Tuesday, April 17, 2018

Conventions and problematic people

While I have been peripherally involved in conventions and convention planning for years, I am NOT a convention organizer and could not ever handle the pressure of such events. That's been brought home to me again by a couple of recent incidents in fandom.

Let's start with the big one. A writer known for harassing people online said he was going to attend Worldcon and, among other potential acts, violate the rules by wearing a bodycam into a private suite. The Worldcon committee, after hearing about his threats, determined the threats were both believable and violated their rules and banned him from attending the convention.

He's now suing Worldcon.

I think he hasn't got a chance in the case, but I don't know California law, and I don't know what sort of lawyer he's got (although a couple people implied his lawyer is as pathetic as he is). I do know that the Worldcon committee has to deal with this nonsense as the convention is getting closer, and it's definitely a nuisance and planned to disrupt the convention as much as possible. In short, he's bullying the convention to cause a disruption after threatening to cause a disruption at the con. These are the actions of a sociopath, and not a person any fan should be comfortable associating with.

I don't see how suing the convention furthers any reasonable goal he might have. There is now no chance that any reasonable convention committee will ever invite him as a guest, as he's proven he's willing to file nuisance lawsuits against conventions. So if he's invited as a guest and doesn't like something about the convention? Potential lawsuit. No way any sane person will invite him again.

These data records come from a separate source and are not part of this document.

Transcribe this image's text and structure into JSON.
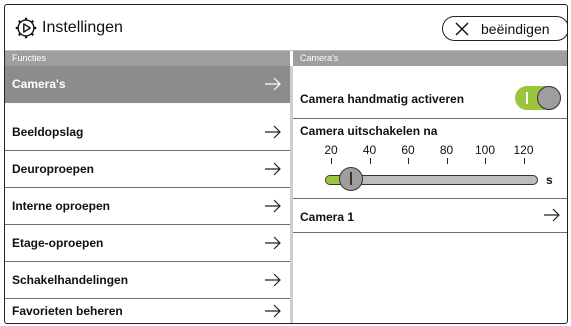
{
  "header": {
    "title": "Instellingen",
    "end_button_label": "beëindigen",
    "settings_icon": "gear-icon",
    "end_icon": "close-icon"
  },
  "left_panel": {
    "section_title": "Functies",
    "items": [
      {
        "label": "Camera's",
        "active": true
      },
      {
        "label": "Beeldopslag",
        "active": false
      },
      {
        "label": "Deuroproepen",
        "active": false
      },
      {
        "label": "Interne oproepen",
        "active": false
      },
      {
        "label": "Etage-oproepen",
        "active": false
      },
      {
        "label": "Schakelhandelingen",
        "active": false
      },
      {
        "label": "Favorieten beheren",
        "active": false
      }
    ]
  },
  "right_panel": {
    "section_title": "Camera's",
    "manual_activation": {
      "label": "Camera handmatig activeren",
      "enabled": true
    },
    "auto_off": {
      "label": "Camera uitschakelen na",
      "ticks": [
        "20",
        "40",
        "60",
        "80",
        "100",
        "120"
      ],
      "min": 10,
      "max": 130,
      "value": 20,
      "unit": "s"
    },
    "camera_item": {
      "label": "Camera 1"
    }
  },
  "colors": {
    "accent_green": "#9bc53d",
    "section_grey": "#9e9e9e",
    "active_grey": "#8c8c8c"
  }
}
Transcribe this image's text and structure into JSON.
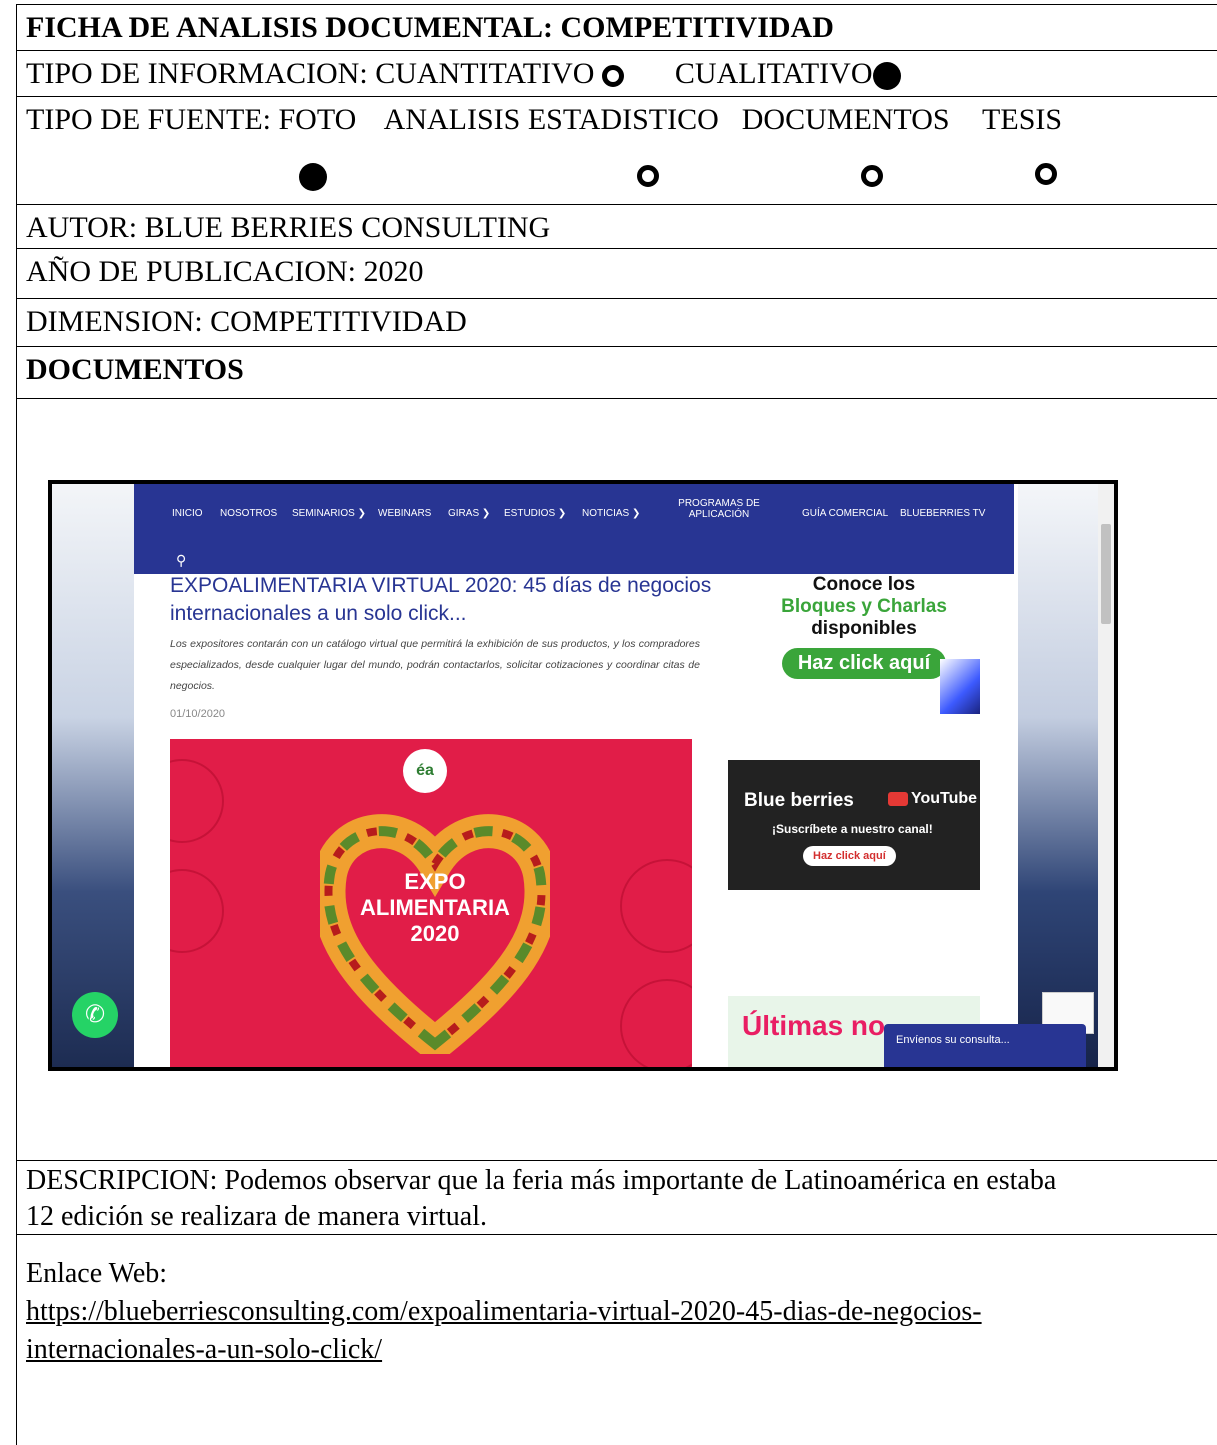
{
  "sheet": {
    "title": "FICHA DE ANALISIS DOCUMENTAL: COMPETITIVIDAD",
    "info_type_label": "TIPO DE INFORMACION:",
    "info_options": [
      {
        "label": "CUANTITATIVO",
        "selected": false
      },
      {
        "label": "CUALITATIVO",
        "selected": true
      }
    ],
    "source_type_label": "TIPO DE FUENTE:",
    "source_options": [
      {
        "label": "FOTO",
        "selected": true
      },
      {
        "label": "ANALISIS ESTADISTICO",
        "selected": false
      },
      {
        "label": "DOCUMENTOS",
        "selected": false
      },
      {
        "label": "TESIS",
        "selected": false
      }
    ],
    "author": "AUTOR: BLUE BERRIES CONSULTING",
    "year": "AÑO DE PUBLICACION: 2020",
    "dimension": "DIMENSION: COMPETITIVIDAD",
    "documents_heading": "DOCUMENTOS",
    "description_line1": "DESCRIPCION: Podemos observar que la feria más importante de Latinoamérica en estaba",
    "description_line2": "12 edición se realizara de manera virtual.",
    "web_label": "Enlace Web:",
    "url_line1": "https://blueberriesconsulting.com/expoalimentaria-virtual-2020-45-dias-de-negocios-",
    "url_line2": "internacionales-a-un-solo-click/"
  },
  "screenshot": {
    "nav": [
      "INICIO",
      "NOSOTROS",
      "SEMINARIOS ❯",
      "WEBINARS",
      "GIRAS ❯",
      "ESTUDIOS ❯",
      "NOTICIAS ❯",
      "PROGRAMAS DE APLICACIÓN",
      "GUÍA COMERCIAL",
      "BLUEBERRIES TV"
    ],
    "article_title": "EXPOALIMENTARIA VIRTUAL 2020: 45 días de negocios internacionales a un solo click...",
    "article_desc": "Los expositores contarán con un catálogo virtual que permitirá la exhibición de sus productos, y los compradores especializados, desde cualquier lugar del mundo, podrán contactarlos, solicitar cotizaciones y coordinar citas de negocios.",
    "article_date": "01/10/2020",
    "hero_logo": "éa",
    "hero_text": "EXPO ALIMENTARIA 2020",
    "side_t1": "Conoce los",
    "side_t2": "Bloques y Charlas",
    "side_t3": "disponibles",
    "side_btn": "Haz click aquí",
    "yt_brand": "Blue berries",
    "yt_logo": "YouTube",
    "yt_sub": "¡Suscríbete a nuestro canal!",
    "yt_btn": "Haz click aquí",
    "news_title": "Últimas no",
    "consult": "Envíenos su consulta..."
  }
}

And it also torpedoes his odds of being allowed to attend other conventions, because who wants a toxic, convention-suing guy at their con? No one.

Nothing good can come of this.

Let's move on to another incident. That of John Ringo and his momentary guestness at ConCarolina. It was announced a couple of days ago that Ringo would be a guest at ConCarolina, and a number of folks immediately objected and withdrew their own attendance because of things Ringo has said and some themes of his writing.

I admit, I own a number of Ringo's books in digital format from when I purchased many of Baen's ebooks. I know I've read at least one, but I honestly cannot remember any titles or plotlines of any of them. I think his writing didn't appeal to me, or I considered it filler to read while waiting for something good. I don't know. But his works clearly lacked impact and didn't connect with me. At the time I purchased them, I wasn't aware of his ... opinions on women. If I had been, I would not have purchased anything by him.

That said, ConCarolina has now disinvited Ringo, which isn't going to make the problem go away for the convention. In fact, it's a very bad sign after a similar incident hurt Odyssey Con last year, and several invited guests withdrew. As a person involved in conventions, these stories break my heart. It's so hard to get a convention going, so hard to figure out costs and then who to invite. And if you invite someone who is problematic, even if you are unaware of the problems, you might sink your entire effort.

It's enough to make a person swear off conventions. Certainly enough to make being on a concom a dangerous and scary job. I admit I admire those members of fandom who volunteer their time for such a thankless task even more after learning about these various problems.